DETROIT -- The Tigers' front office has changed since their last Draft. Their emphasis on player development has increased, and they're looking to prospects more to play for them than to potentially trade. Detroit's Draft philosophy, however, is pretty much the same as before: Don't sweat the position, the developmental
DETROIT -- The Tigers' front office has changed since their last Draft. Their emphasis on player development has increased, and they're looking to prospects more to play for them than to potentially trade. Detroit's Draft philosophy, however, is pretty much the same as before: Don't sweat the position, the developmental level or signability. Get the best player on the board.
As amateur scouting director Scott Pleis awaits Thursday night's Draft holding the ninth overall pick, Detroit's highest selection since 2009, he's taking that tack. With uncertainty at the top, however, figuring out the best player available is amounting to a guessing game right now.
Complete 2016 Draft coverage
"It's not one of those years where [Bryce] Harper or [Stephen] Strasburg's out there, where you say, 'Hey, you know what? That guy's going No. 1,'" Pleis said Wednesday. "The domino effect is you're going to figure out who likes who, and as you go through, it's very uncertain.
"As you always do, you see what you really want to happen, but then you prepare for what the reality is, and what's probably going to get to you, so you always have an idea: If these two guys go before us, we're going here. Or, if these two guys go, we'll go a different direction. As we get closer to the Draft, we'll get more information -- we won't get it all -- but we'll have a better feel of who's going to start going off the board."
The Tigers have done a range of scouting, from high school pitchers to college arms and bats. And mock drafts project a group of high school pitchers to be available around their first pick -- potentially hard-throwing Kansas right-hander Riley Pint if he falls, potentially Sacramento prep righty Matt Manning, maybe even lefty Braxton Garrett. Still, they have the ability to pivot.
The last time the Tigers drafted this high, they took Jacob Turner with the ninth pick in 2009. Detroit has drafted high school players with their last two top picks -- right-hander Beau Burrows last year, outfielder Derek Hill in 2014. Even as the Tigers look for young talent to fortify a veteran roster, they're not afraid on the wait times for teenagers.
"I'm not going to shy away from high school pitching," Pleis said. "If you look at the history of the Draft, there are some players who have better odds to get to the big leagues than others, obviously. But if his ability is that great, to be that type of player -- we think he could reach that potential for a wide-variety of reasons, just not on the field. Look at the kid who threw against us last night. He was a high school kid."

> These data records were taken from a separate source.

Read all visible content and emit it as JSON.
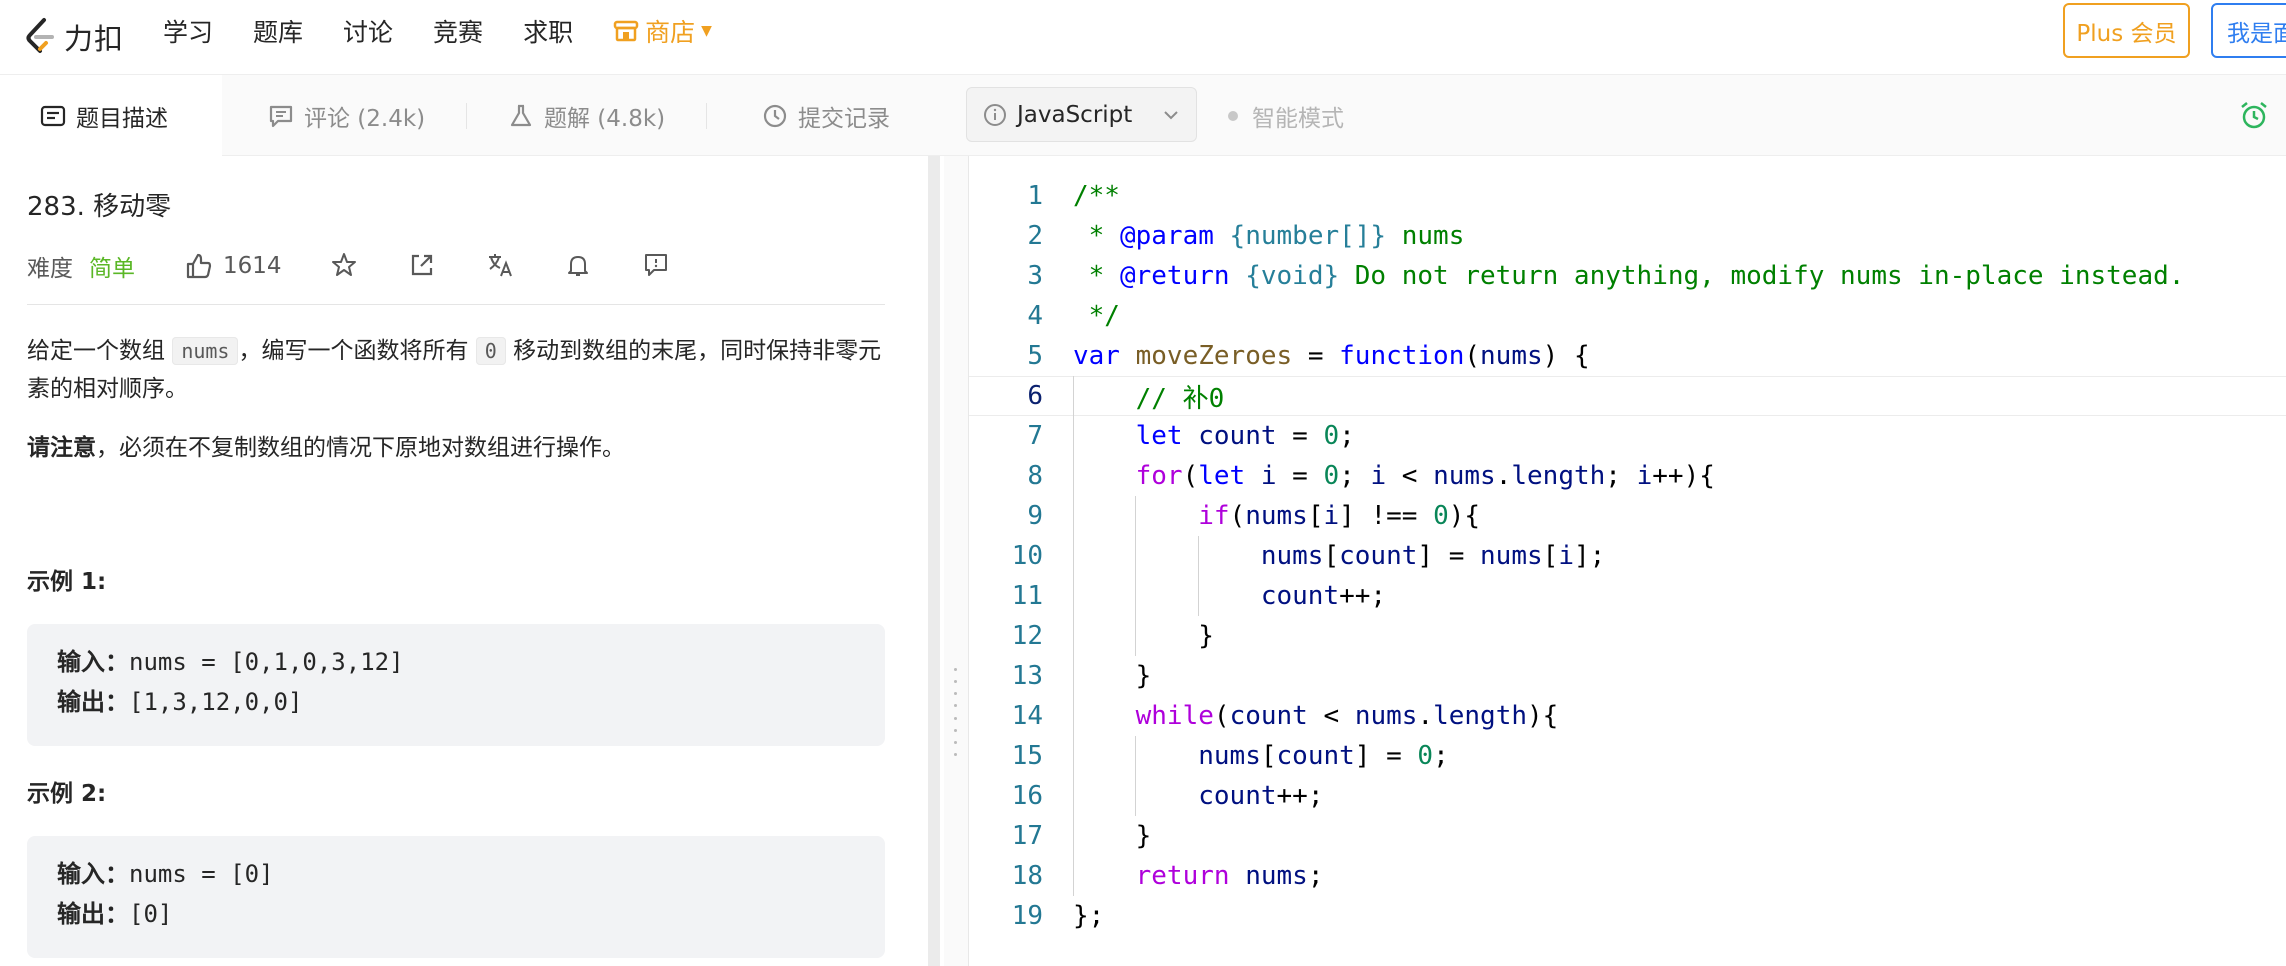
{
  "nav": {
    "logo_text": "力扣",
    "items": [
      "学习",
      "题库",
      "讨论",
      "竞赛",
      "求职"
    ],
    "shop_label": "商店",
    "plus_label": "Plus 会员",
    "interview_label": "我是面"
  },
  "tabs": [
    {
      "label": "题目描述",
      "icon": "description-icon"
    },
    {
      "label": "评论 (2.4k)",
      "icon": "comment-icon"
    },
    {
      "label": "题解 (4.8k)",
      "icon": "flask-icon"
    },
    {
      "label": "提交记录",
      "icon": "clock-icon"
    }
  ],
  "editor_toolbar": {
    "language": "JavaScript",
    "smart_mode": "智能模式"
  },
  "problem": {
    "title": "283. 移动零",
    "difficulty_label": "难度",
    "difficulty": "简单",
    "likes": "1614",
    "desc_1": "给定一个数组",
    "desc_code_1": "nums",
    "desc_2": "，编写一个函数将所有",
    "desc_code_2": "0",
    "desc_3": "移动到数组的末尾，同时保持非零元素的相对顺序。",
    "note_bold": "请注意",
    "note_rest": "，必须在不复制数组的情况下原地对数组进行操作。",
    "examples": [
      {
        "title": "示例 1:",
        "input_label": "输入：",
        "input": "nums = [0,1,0,3,12]",
        "output_label": "输出：",
        "output": "[1,3,12,0,0]"
      },
      {
        "title": "示例 2:",
        "input_label": "输入：",
        "input": "nums = [0]",
        "output_label": "输出：",
        "output": "[0]"
      }
    ]
  },
  "code": {
    "line_numbers": [
      "1",
      "2",
      "3",
      "4",
      "5",
      "6",
      "7",
      "8",
      "9",
      "10",
      "11",
      "12",
      "13",
      "14",
      "15",
      "16",
      "17",
      "18",
      "19"
    ],
    "current_line": "6",
    "lines": [
      "/**",
      " * @param {number[]} nums",
      " * @return {void} Do not return anything, modify nums in-place instead.",
      " */",
      "var moveZeroes = function(nums) {",
      "    // 补0",
      "    let count = 0;",
      "    for(let i = 0; i < nums.length; i++){",
      "        if(nums[i] !== 0){",
      "            nums[count] = nums[i];",
      "            count++;",
      "        }",
      "    }",
      "    while(count < nums.length){",
      "        nums[count] = 0;",
      "        count++;",
      "    }",
      "    return nums;",
      "};"
    ]
  },
  "colors": {
    "accent_orange": "#f0a020",
    "accent_blue": "#2f7ef0",
    "easy_green": "#5ab726",
    "line_number": "#237893"
  }
}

Pleis was talking about the Blue Jays' Aaron Sanchez, a first-round pick out of Barstow High School in California in 2010.

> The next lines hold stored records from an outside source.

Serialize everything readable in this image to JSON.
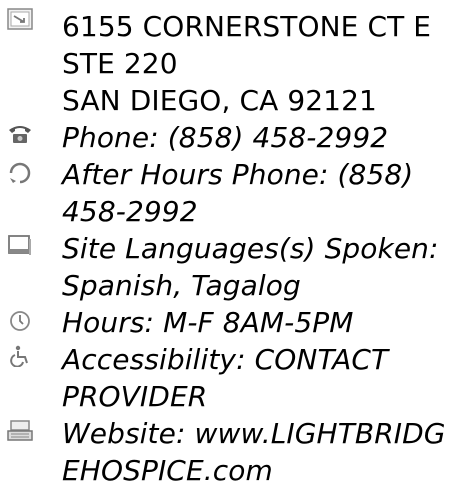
{
  "address": {
    "icon": "map-card-icon",
    "line1": "6155 CORNERSTONE CT E",
    "line2": "STE 220",
    "line3": "SAN DIEGO, CA 92121"
  },
  "phone": {
    "icon": "telephone-icon",
    "text": "Phone: (858) 458-2992"
  },
  "after_hours": {
    "icon": "after-hours-phone-icon",
    "line1": "After Hours Phone: (858)",
    "line2": "458-2992"
  },
  "languages": {
    "icon": "language-window-icon",
    "line1": "Site Languages(s) Spoken:",
    "line2": "Spanish, Tagalog"
  },
  "hours": {
    "icon": "clock-icon",
    "text": "Hours: M-F 8AM-5PM"
  },
  "accessibility": {
    "icon": "wheelchair-icon",
    "line1": "Accessibility: CONTACT",
    "line2": "PROVIDER"
  },
  "website": {
    "icon": "keyboard-computer-icon",
    "line1": "Website: www.LIGHTBRIDG",
    "line2": "EHOSPICE.com"
  }
}
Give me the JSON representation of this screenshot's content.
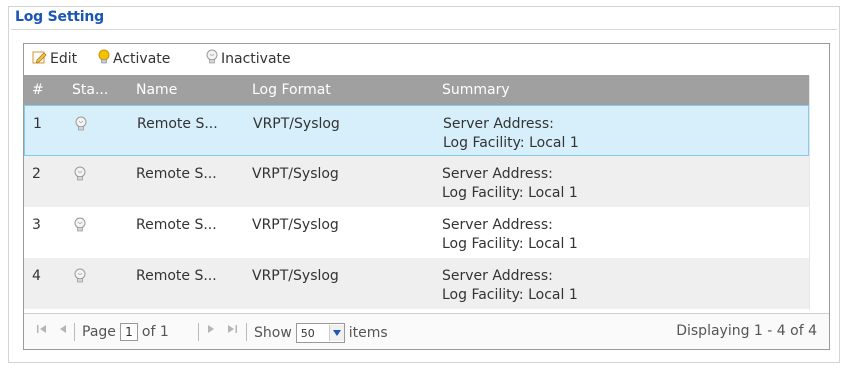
{
  "panel": {
    "title": "Log Setting"
  },
  "toolbar": {
    "edit_label": "Edit",
    "activate_label": "Activate",
    "inactivate_label": "Inactivate"
  },
  "columns": [
    "#",
    "Sta...",
    "Name",
    "Log Format",
    "Summary"
  ],
  "rows": [
    {
      "num": "1",
      "status": "inactive",
      "name": "Remote S...",
      "format": "VRPT/Syslog",
      "summary1": "Server Address:",
      "summary2": "Log Facility: Local 1",
      "selected": true
    },
    {
      "num": "2",
      "status": "inactive",
      "name": "Remote S...",
      "format": "VRPT/Syslog",
      "summary1": "Server Address:",
      "summary2": "Log Facility: Local 1",
      "selected": false
    },
    {
      "num": "3",
      "status": "inactive",
      "name": "Remote S...",
      "format": "VRPT/Syslog",
      "summary1": "Server Address:",
      "summary2": "Log Facility: Local 1",
      "selected": false
    },
    {
      "num": "4",
      "status": "inactive",
      "name": "Remote S...",
      "format": "VRPT/Syslog",
      "summary1": "Server Address:",
      "summary2": "Log Facility: Local 1",
      "selected": false
    }
  ],
  "pager": {
    "page_label": "Page",
    "page_value": "1",
    "of_label": "of 1",
    "show_label": "Show",
    "show_value": "50",
    "items_label": "items",
    "display_text": "Displaying 1 - 4 of 4"
  },
  "colors": {
    "title": "#1a57b5",
    "header_bg": "#a0a0a0",
    "selected_bg": "#d7effb",
    "alt_row_bg": "#efefef",
    "bulb_active": "#f2c200"
  },
  "icons": {
    "edit": "pencil-edit-icon",
    "activate": "lightbulb-on-icon",
    "inactivate": "lightbulb-off-icon",
    "status": "lightbulb-off-icon"
  }
}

"At the end of the day you have to weigh what's the best value you're going to get," Pleis said. "And you do weigh the risk, but would you walk away from one of the best guys in the Draft to take a different guy you don't like as much? No."

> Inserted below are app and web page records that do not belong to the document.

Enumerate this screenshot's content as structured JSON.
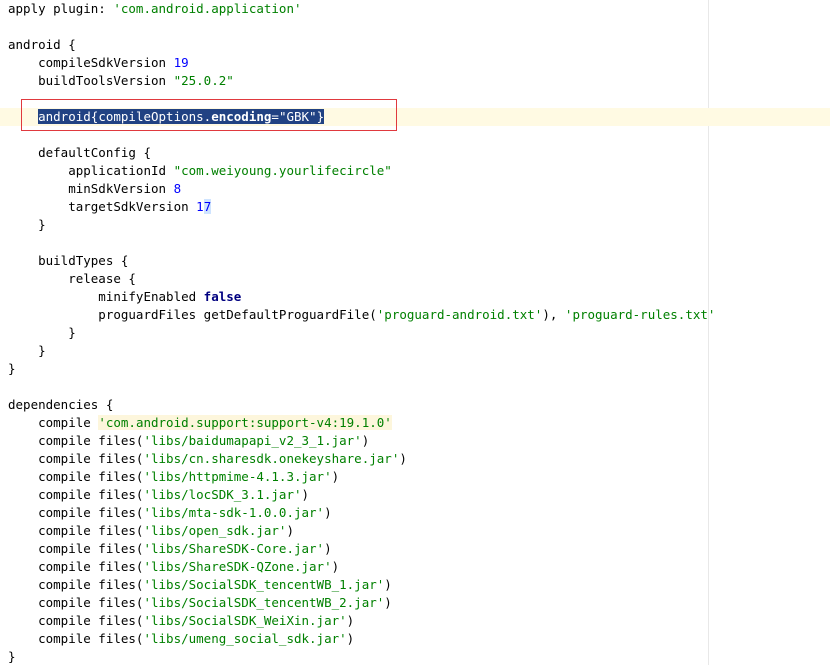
{
  "editor": {
    "lines": [
      [
        {
          "t": "apply plugin: ",
          "c": "plain"
        },
        {
          "t": "'com.android.application'",
          "c": "str"
        }
      ],
      [],
      [
        {
          "t": "android {",
          "c": "plain"
        }
      ],
      [
        {
          "t": "    compileSdkVersion ",
          "c": "plain"
        },
        {
          "t": "19",
          "c": "num"
        }
      ],
      [
        {
          "t": "    buildToolsVersion ",
          "c": "plain"
        },
        {
          "t": "\"25.0.2\"",
          "c": "str"
        }
      ],
      [],
      [
        {
          "t": "    ",
          "c": "plain"
        },
        {
          "t": "android{compileOptions.",
          "c": "sel"
        },
        {
          "t": "encoding",
          "c": "selkw"
        },
        {
          "t": "=",
          "c": "sel"
        },
        {
          "t": "\"GBK\"",
          "c": "selstr"
        },
        {
          "t": "}",
          "c": "sel"
        }
      ],
      [],
      [
        {
          "t": "    defaultConfig {",
          "c": "plain"
        }
      ],
      [
        {
          "t": "        applicationId ",
          "c": "plain"
        },
        {
          "t": "\"com.weiyoung.yourlifecircle\"",
          "c": "str"
        }
      ],
      [
        {
          "t": "        minSdkVersion ",
          "c": "plain"
        },
        {
          "t": "8",
          "c": "num"
        }
      ],
      [
        {
          "t": "        targetSdkVersion ",
          "c": "plain"
        },
        {
          "t": "1",
          "c": "num"
        },
        {
          "t": "7",
          "c": "numhl"
        }
      ],
      [
        {
          "t": "    }",
          "c": "plain"
        }
      ],
      [],
      [
        {
          "t": "    buildTypes {",
          "c": "plain"
        }
      ],
      [
        {
          "t": "        release {",
          "c": "plain"
        }
      ],
      [
        {
          "t": "            minifyEnabled ",
          "c": "plain"
        },
        {
          "t": "false",
          "c": "kw"
        }
      ],
      [
        {
          "t": "            proguardFiles getDefaultProguardFile(",
          "c": "plain"
        },
        {
          "t": "'proguard-android.txt'",
          "c": "str"
        },
        {
          "t": "), ",
          "c": "plain"
        },
        {
          "t": "'proguard-rules.txt'",
          "c": "str"
        }
      ],
      [
        {
          "t": "        }",
          "c": "plain"
        }
      ],
      [
        {
          "t": "    }",
          "c": "plain"
        }
      ],
      [
        {
          "t": "}",
          "c": "plain"
        }
      ],
      [],
      [
        {
          "t": "dependencies {",
          "c": "plain"
        }
      ],
      [
        {
          "t": "    compile ",
          "c": "plain"
        },
        {
          "t": "'com.android.support:support-v4:19.1.0'",
          "c": "strhl"
        }
      ],
      [
        {
          "t": "    compile files(",
          "c": "plain"
        },
        {
          "t": "'libs/baidumapapi_v2_3_1.jar'",
          "c": "str"
        },
        {
          "t": ")",
          "c": "plain"
        }
      ],
      [
        {
          "t": "    compile files(",
          "c": "plain"
        },
        {
          "t": "'libs/cn.sharesdk.onekeyshare.jar'",
          "c": "str"
        },
        {
          "t": ")",
          "c": "plain"
        }
      ],
      [
        {
          "t": "    compile files(",
          "c": "plain"
        },
        {
          "t": "'libs/httpmime-4.1.3.jar'",
          "c": "str"
        },
        {
          "t": ")",
          "c": "plain"
        }
      ],
      [
        {
          "t": "    compile files(",
          "c": "plain"
        },
        {
          "t": "'libs/locSDK_3.1.jar'",
          "c": "str"
        },
        {
          "t": ")",
          "c": "plain"
        }
      ],
      [
        {
          "t": "    compile files(",
          "c": "plain"
        },
        {
          "t": "'libs/mta-sdk-1.0.0.jar'",
          "c": "str"
        },
        {
          "t": ")",
          "c": "plain"
        }
      ],
      [
        {
          "t": "    compile files(",
          "c": "plain"
        },
        {
          "t": "'libs/open_sdk.jar'",
          "c": "str"
        },
        {
          "t": ")",
          "c": "plain"
        }
      ],
      [
        {
          "t": "    compile files(",
          "c": "plain"
        },
        {
          "t": "'libs/ShareSDK-Core.jar'",
          "c": "str"
        },
        {
          "t": ")",
          "c": "plain"
        }
      ],
      [
        {
          "t": "    compile files(",
          "c": "plain"
        },
        {
          "t": "'libs/ShareSDK-QZone.jar'",
          "c": "str"
        },
        {
          "t": ")",
          "c": "plain"
        }
      ],
      [
        {
          "t": "    compile files(",
          "c": "plain"
        },
        {
          "t": "'libs/SocialSDK_tencentWB_1.jar'",
          "c": "str"
        },
        {
          "t": ")",
          "c": "plain"
        }
      ],
      [
        {
          "t": "    compile files(",
          "c": "plain"
        },
        {
          "t": "'libs/SocialSDK_tencentWB_2.jar'",
          "c": "str"
        },
        {
          "t": ")",
          "c": "plain"
        }
      ],
      [
        {
          "t": "    compile files(",
          "c": "plain"
        },
        {
          "t": "'libs/SocialSDK_WeiXin.jar'",
          "c": "str"
        },
        {
          "t": ")",
          "c": "plain"
        }
      ],
      [
        {
          "t": "    compile files(",
          "c": "plain"
        },
        {
          "t": "'libs/umeng_social_sdk.jar'",
          "c": "str"
        },
        {
          "t": ")",
          "c": "plain"
        }
      ],
      [
        {
          "t": "}",
          "c": "plain"
        }
      ]
    ],
    "caret_line_index": 6,
    "colors": {
      "string": "#008000",
      "number": "#0000ff",
      "keyword": "#000080",
      "selection": "#214283",
      "caret_line": "#fffae3",
      "annotation_box": "#e0393e"
    }
  }
}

The 2016 Draft will take place today through Saturday, beginning with the Draft preview show on MLB Network and MLB.com today at 6 p.m. ET. Live Draft coverage from MLB Network's Studio 42 begins at 7 p.m., with the top 77 picks being streamed on MLB.com and broadcast on MLB Network. MLB.com's exclusive coverage of Day 2 begins with a live Draft show at 12:30 p.m. on Friday, with exclusive coverage of Day 3 beginning at 1 p.m. on Saturday.
Jason Beck has covered the Tigers for MLB.com since 2002. Read Beck's Blog, follow him on Twitter @beckjason and listen to his podcast.